Your assignment | Reproduce the records without their pictures, keeping every word as it is.

Record extracts |
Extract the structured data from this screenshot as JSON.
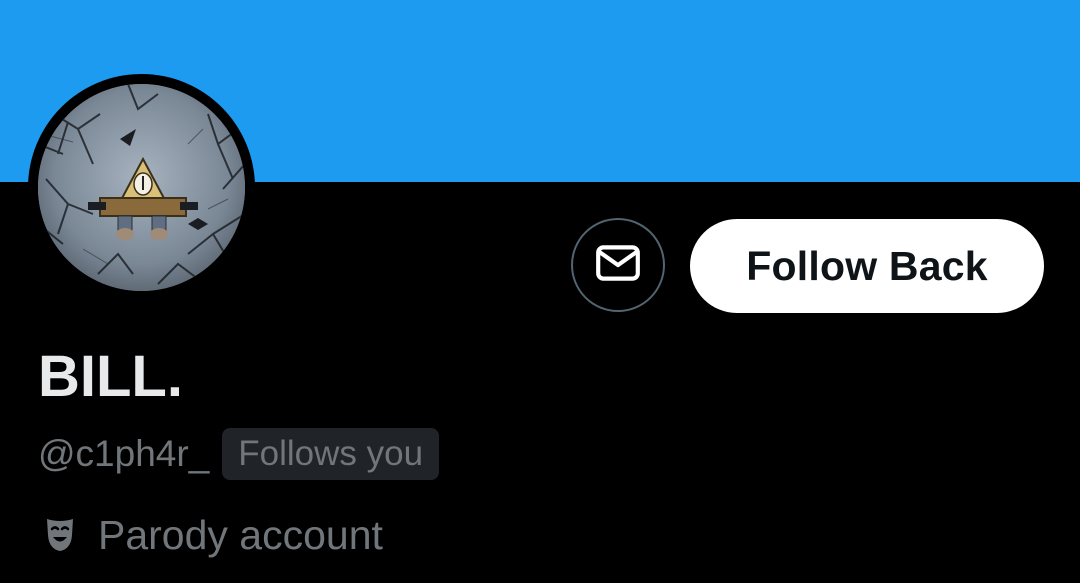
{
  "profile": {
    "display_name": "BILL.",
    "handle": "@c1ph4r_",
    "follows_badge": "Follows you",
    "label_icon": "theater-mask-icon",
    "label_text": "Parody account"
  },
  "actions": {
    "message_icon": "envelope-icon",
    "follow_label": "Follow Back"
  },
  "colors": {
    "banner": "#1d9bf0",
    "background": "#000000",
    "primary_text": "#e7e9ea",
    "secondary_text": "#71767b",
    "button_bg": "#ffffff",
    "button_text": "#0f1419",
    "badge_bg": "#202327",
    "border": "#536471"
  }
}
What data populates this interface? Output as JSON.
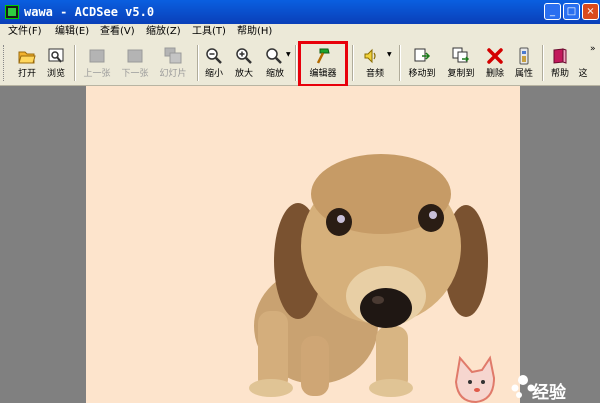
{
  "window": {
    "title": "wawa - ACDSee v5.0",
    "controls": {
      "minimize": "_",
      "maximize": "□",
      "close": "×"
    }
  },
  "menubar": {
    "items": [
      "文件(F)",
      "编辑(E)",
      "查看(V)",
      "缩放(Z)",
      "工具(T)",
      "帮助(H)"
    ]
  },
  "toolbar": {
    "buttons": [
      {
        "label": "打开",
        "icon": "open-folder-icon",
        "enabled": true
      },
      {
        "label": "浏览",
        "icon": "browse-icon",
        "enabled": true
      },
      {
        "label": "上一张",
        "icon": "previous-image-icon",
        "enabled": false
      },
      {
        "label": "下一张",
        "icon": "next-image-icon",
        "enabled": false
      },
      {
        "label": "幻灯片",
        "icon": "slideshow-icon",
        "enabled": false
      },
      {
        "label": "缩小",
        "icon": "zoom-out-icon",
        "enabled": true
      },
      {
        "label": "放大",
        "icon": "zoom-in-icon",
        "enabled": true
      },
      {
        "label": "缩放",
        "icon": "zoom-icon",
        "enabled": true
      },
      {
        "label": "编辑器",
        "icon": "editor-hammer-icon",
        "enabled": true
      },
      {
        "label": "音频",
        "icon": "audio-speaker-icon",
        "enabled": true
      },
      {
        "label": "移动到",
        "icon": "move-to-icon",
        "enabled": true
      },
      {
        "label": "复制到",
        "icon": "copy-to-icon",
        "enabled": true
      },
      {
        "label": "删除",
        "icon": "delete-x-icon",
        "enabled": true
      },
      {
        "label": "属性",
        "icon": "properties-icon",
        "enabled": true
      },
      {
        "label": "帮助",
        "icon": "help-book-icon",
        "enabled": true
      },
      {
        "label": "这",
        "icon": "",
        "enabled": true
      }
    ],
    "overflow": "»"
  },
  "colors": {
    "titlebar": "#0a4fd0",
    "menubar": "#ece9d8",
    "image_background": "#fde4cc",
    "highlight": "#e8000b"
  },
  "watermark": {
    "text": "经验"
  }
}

Response to this exercise |
Extract the structured data from this screenshot as JSON.
{
  "profile": {
    "display_name": "BILL.",
    "handle": "@c1ph4r_",
    "follows_badge": "Follows you",
    "label_icon": "theater-mask-icon",
    "label_text": "Parody account"
  },
  "actions": {
    "message_icon": "envelope-icon",
    "follow_label": "Follow Back"
  },
  "colors": {
    "banner": "#1d9bf0",
    "background": "#000000",
    "primary_text": "#e7e9ea",
    "secondary_text": "#71767b",
    "button_bg": "#ffffff",
    "button_text": "#0f1419",
    "badge_bg": "#202327",
    "border": "#536471"
  }
}
What data populates this interface? Output as JSON.
{
  "window": {
    "title": "wawa - ACDSee v5.0",
    "controls": {
      "minimize": "_",
      "maximize": "□",
      "close": "×"
    }
  },
  "menubar": {
    "items": [
      "文件(F)",
      "编辑(E)",
      "查看(V)",
      "缩放(Z)",
      "工具(T)",
      "帮助(H)"
    ]
  },
  "toolbar": {
    "buttons": [
      {
        "label": "打开",
        "icon": "open-folder-icon",
        "enabled": true
      },
      {
        "label": "浏览",
        "icon": "browse-icon",
        "enabled": true
      },
      {
        "label": "上一张",
        "icon": "previous-image-icon",
        "enabled": false
      },
      {
        "label": "下一张",
        "icon": "next-image-icon",
        "enabled": false
      },
      {
        "label": "幻灯片",
        "icon": "slideshow-icon",
        "enabled": false
      },
      {
        "label": "缩小",
        "icon": "zoom-out-icon",
        "enabled": true
      },
      {
        "label": "放大",
        "icon": "zoom-in-icon",
        "enabled": true
      },
      {
        "label": "缩放",
        "icon": "zoom-icon",
        "enabled": true
      },
      {
        "label": "编辑器",
        "icon": "editor-hammer-icon",
        "enabled": true
      },
      {
        "label": "音频",
        "icon": "audio-speaker-icon",
        "enabled": true
      },
      {
        "label": "移动到",
        "icon": "move-to-icon",
        "enabled": true
      },
      {
        "label": "复制到",
        "icon": "copy-to-icon",
        "enabled": true
      },
      {
        "label": "删除",
        "icon": "delete-x-icon",
        "enabled": true
      },
      {
        "label": "属性",
        "icon": "properties-icon",
        "enabled": true
      },
      {
        "label": "帮助",
        "icon": "help-book-icon",
        "enabled": true
      },
      {
        "label": "这",
        "icon": "",
        "enabled": true
      }
    ],
    "overflow": "»"
  },
  "colors": {
    "titlebar": "#0a4fd0",
    "menubar": "#ece9d8",
    "image_background": "#fde4cc",
    "highlight": "#e8000b"
  },
  "watermark": {
    "text": "经验"
  }
}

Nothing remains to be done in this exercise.